──────── Data extract
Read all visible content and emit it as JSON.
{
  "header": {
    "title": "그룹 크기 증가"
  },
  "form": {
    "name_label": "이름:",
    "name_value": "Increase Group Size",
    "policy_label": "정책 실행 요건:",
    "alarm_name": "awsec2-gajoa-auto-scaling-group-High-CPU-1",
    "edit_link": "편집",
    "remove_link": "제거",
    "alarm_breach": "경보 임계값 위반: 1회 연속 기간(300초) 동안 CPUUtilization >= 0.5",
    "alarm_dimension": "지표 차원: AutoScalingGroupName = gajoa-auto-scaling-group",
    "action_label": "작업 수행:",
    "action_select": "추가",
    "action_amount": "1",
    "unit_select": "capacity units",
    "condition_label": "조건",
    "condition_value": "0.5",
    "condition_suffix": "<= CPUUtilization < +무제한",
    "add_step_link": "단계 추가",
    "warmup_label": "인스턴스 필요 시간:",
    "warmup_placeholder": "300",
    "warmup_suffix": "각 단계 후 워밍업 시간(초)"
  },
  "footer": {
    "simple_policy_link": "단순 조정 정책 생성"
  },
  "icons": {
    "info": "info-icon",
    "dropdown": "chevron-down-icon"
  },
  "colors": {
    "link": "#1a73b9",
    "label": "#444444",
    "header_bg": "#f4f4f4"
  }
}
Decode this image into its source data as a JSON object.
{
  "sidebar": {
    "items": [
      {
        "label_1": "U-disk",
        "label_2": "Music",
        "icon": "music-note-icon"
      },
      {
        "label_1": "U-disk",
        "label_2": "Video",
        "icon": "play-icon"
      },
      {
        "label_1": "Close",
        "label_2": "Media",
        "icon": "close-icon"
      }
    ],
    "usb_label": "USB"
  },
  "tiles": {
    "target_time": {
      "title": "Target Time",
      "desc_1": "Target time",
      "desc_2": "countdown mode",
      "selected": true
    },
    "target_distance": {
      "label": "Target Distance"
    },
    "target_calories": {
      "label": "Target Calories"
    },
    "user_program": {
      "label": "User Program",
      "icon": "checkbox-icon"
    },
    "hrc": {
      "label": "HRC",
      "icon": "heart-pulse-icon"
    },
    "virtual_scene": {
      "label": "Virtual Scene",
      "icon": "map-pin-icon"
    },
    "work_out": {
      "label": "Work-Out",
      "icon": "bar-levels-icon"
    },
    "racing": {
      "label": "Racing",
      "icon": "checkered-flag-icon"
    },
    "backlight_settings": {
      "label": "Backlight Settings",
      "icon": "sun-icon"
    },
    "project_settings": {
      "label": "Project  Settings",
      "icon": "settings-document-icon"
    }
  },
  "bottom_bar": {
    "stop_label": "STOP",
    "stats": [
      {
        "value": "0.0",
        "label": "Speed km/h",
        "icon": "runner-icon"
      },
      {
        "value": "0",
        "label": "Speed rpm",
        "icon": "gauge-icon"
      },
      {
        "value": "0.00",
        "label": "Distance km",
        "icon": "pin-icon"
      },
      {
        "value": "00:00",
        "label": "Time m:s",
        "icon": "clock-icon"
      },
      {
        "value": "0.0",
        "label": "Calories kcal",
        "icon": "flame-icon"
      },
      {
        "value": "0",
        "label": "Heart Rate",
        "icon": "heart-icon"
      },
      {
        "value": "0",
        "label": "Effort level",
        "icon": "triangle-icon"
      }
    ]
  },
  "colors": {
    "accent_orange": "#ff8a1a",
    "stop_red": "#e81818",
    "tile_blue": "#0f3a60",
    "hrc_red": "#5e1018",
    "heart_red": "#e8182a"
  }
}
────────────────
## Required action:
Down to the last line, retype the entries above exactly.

## Output for this exercise:
Read all visible content and emit it as JSON.
{
  "header": {
    "title": "그룹 크기 증가"
  },
  "form": {
    "name_label": "이름:",
    "name_value": "Increase Group Size",
    "policy_label": "정책 실행 요건:",
    "alarm_name": "awsec2-gajoa-auto-scaling-group-High-CPU-1",
    "edit_link": "편집",
    "remove_link": "제거",
    "alarm_breach": "경보 임계값 위반: 1회 연속 기간(300초) 동안 CPUUtilization >= 0.5",
    "alarm_dimension": "지표 차원: AutoScalingGroupName = gajoa-auto-scaling-group",
    "action_label": "작업 수행:",
    "action_select": "추가",
    "action_amount": "1",
    "unit_select": "capacity units",
    "condition_label": "조건",
    "condition_value": "0.5",
    "condition_suffix": "<= CPUUtilization < +무제한",
    "add_step_link": "단계 추가",
    "warmup_label": "인스턴스 필요 시간:",
    "warmup_placeholder": "300",
    "warmup_suffix": "각 단계 후 워밍업 시간(초)"
  },
  "footer": {
    "simple_policy_link": "단순 조정 정책 생성"
  },
  "icons": {
    "info": "info-icon",
    "dropdown": "chevron-down-icon"
  },
  "colors": {
    "link": "#1a73b9",
    "label": "#444444",
    "header_bg": "#f4f4f4"
  }
}
Decode this image into its source data as a JSON object.
{
  "sidebar": {
    "items": [
      {
        "label_1": "U-disk",
        "label_2": "Music",
        "icon": "music-note-icon"
      },
      {
        "label_1": "U-disk",
        "label_2": "Video",
        "icon": "play-icon"
      },
      {
        "label_1": "Close",
        "label_2": "Media",
        "icon": "close-icon"
      }
    ],
    "usb_label": "USB"
  },
  "tiles": {
    "target_time": {
      "title": "Target Time",
      "desc_1": "Target time",
      "desc_2": "countdown mode",
      "selected": true
    },
    "target_distance": {
      "label": "Target Distance"
    },
    "target_calories": {
      "label": "Target Calories"
    },
    "user_program": {
      "label": "User Program",
      "icon": "checkbox-icon"
    },
    "hrc": {
      "label": "HRC",
      "icon": "heart-pulse-icon"
    },
    "virtual_scene": {
      "label": "Virtual Scene",
      "icon": "map-pin-icon"
    },
    "work_out": {
      "label": "Work-Out",
      "icon": "bar-levels-icon"
    },
    "racing": {
      "label": "Racing",
      "icon": "checkered-flag-icon"
    },
    "backlight_settings": {
      "label": "Backlight Settings",
      "icon": "sun-icon"
    },
    "project_settings": {
      "label": "Project  Settings",
      "icon": "settings-document-icon"
    }
  },
  "bottom_bar": {
    "stop_label": "STOP",
    "stats": [
      {
        "value": "0.0",
        "label": "Speed km/h",
        "icon": "runner-icon"
      },
      {
        "value": "0",
        "label": "Speed rpm",
        "icon": "gauge-icon"
      },
      {
        "value": "0.00",
        "label": "Distance km",
        "icon": "pin-icon"
      },
      {
        "value": "00:00",
        "label": "Time m:s",
        "icon": "clock-icon"
      },
      {
        "value": "0.0",
        "label": "Calories kcal",
        "icon": "flame-icon"
      },
      {
        "value": "0",
        "label": "Heart Rate",
        "icon": "heart-icon"
      },
      {
        "value": "0",
        "label": "Effort level",
        "icon": "triangle-icon"
      }
    ]
  },
  "colors": {
    "accent_orange": "#ff8a1a",
    "stop_red": "#e81818",
    "tile_blue": "#0f3a60",
    "hrc_red": "#5e1018",
    "heart_red": "#e8182a"
  }
}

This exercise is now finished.